• _Exercise directions_: Check each line below for "true" and say how many have it, with no other words.

[Items from an interface collection]
--------

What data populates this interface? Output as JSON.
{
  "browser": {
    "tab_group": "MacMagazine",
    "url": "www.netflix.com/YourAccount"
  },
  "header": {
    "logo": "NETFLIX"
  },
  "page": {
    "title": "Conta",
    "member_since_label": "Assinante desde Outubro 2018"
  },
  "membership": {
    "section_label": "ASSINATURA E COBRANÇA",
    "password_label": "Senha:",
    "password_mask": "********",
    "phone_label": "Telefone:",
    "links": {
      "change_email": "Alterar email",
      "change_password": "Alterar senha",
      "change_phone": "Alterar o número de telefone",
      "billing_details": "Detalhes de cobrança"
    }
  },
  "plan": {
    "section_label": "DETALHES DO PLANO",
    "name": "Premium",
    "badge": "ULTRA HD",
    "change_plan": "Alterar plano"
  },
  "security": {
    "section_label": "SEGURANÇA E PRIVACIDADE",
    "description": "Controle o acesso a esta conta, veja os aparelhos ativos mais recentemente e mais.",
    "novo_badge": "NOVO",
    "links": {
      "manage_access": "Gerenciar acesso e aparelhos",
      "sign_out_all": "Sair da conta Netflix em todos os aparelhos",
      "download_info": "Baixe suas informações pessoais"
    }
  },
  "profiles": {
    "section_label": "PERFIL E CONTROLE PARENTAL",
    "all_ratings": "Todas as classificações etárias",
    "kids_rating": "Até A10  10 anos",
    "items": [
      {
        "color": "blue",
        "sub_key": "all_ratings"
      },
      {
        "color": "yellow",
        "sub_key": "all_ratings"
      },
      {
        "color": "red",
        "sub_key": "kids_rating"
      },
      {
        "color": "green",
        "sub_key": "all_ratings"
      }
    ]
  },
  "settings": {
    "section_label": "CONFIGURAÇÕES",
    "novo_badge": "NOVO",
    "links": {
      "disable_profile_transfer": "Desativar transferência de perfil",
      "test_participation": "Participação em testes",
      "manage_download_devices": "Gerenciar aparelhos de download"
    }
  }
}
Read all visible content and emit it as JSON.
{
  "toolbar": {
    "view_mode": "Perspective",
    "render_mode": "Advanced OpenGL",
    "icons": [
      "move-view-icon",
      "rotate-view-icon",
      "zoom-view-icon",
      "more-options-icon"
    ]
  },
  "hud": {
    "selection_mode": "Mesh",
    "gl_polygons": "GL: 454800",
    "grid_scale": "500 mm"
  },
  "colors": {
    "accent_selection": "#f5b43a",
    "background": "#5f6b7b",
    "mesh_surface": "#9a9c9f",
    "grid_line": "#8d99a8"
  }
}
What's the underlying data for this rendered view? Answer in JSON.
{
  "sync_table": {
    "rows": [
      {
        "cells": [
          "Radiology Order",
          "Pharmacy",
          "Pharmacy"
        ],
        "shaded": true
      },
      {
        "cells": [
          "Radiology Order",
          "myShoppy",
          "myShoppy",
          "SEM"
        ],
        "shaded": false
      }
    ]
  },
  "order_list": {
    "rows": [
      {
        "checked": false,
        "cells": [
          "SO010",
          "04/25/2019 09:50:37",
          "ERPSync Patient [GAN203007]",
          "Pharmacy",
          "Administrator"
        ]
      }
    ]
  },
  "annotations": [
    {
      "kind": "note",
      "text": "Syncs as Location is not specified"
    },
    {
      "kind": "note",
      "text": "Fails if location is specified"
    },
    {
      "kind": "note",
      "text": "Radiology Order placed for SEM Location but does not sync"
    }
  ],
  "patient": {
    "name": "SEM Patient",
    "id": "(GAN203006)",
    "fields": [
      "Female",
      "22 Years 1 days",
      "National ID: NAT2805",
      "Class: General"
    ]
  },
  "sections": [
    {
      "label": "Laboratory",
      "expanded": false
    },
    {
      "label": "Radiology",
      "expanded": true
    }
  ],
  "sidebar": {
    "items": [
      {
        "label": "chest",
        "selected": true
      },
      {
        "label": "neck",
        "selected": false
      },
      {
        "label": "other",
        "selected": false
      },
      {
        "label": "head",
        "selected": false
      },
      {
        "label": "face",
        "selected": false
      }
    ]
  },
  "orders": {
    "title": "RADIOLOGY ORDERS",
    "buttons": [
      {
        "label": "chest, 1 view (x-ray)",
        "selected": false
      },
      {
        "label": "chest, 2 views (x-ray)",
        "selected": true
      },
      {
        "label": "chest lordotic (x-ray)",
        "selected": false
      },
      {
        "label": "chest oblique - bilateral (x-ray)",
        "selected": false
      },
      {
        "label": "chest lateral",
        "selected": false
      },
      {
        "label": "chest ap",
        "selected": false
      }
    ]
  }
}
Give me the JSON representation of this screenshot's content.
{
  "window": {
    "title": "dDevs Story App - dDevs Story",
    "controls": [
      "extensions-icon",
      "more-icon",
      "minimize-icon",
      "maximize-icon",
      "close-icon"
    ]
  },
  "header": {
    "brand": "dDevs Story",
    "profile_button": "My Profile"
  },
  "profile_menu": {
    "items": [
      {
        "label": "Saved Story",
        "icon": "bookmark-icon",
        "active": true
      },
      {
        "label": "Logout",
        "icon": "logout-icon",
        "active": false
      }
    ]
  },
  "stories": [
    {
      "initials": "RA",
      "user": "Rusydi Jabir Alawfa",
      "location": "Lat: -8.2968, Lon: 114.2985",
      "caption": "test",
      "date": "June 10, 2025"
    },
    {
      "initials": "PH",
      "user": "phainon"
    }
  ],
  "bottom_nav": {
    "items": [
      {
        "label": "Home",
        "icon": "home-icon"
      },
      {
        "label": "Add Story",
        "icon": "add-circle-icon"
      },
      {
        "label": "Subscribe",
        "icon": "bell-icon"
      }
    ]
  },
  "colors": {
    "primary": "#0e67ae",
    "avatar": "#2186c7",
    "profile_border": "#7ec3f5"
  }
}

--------

• _Solution to the exercise_: 5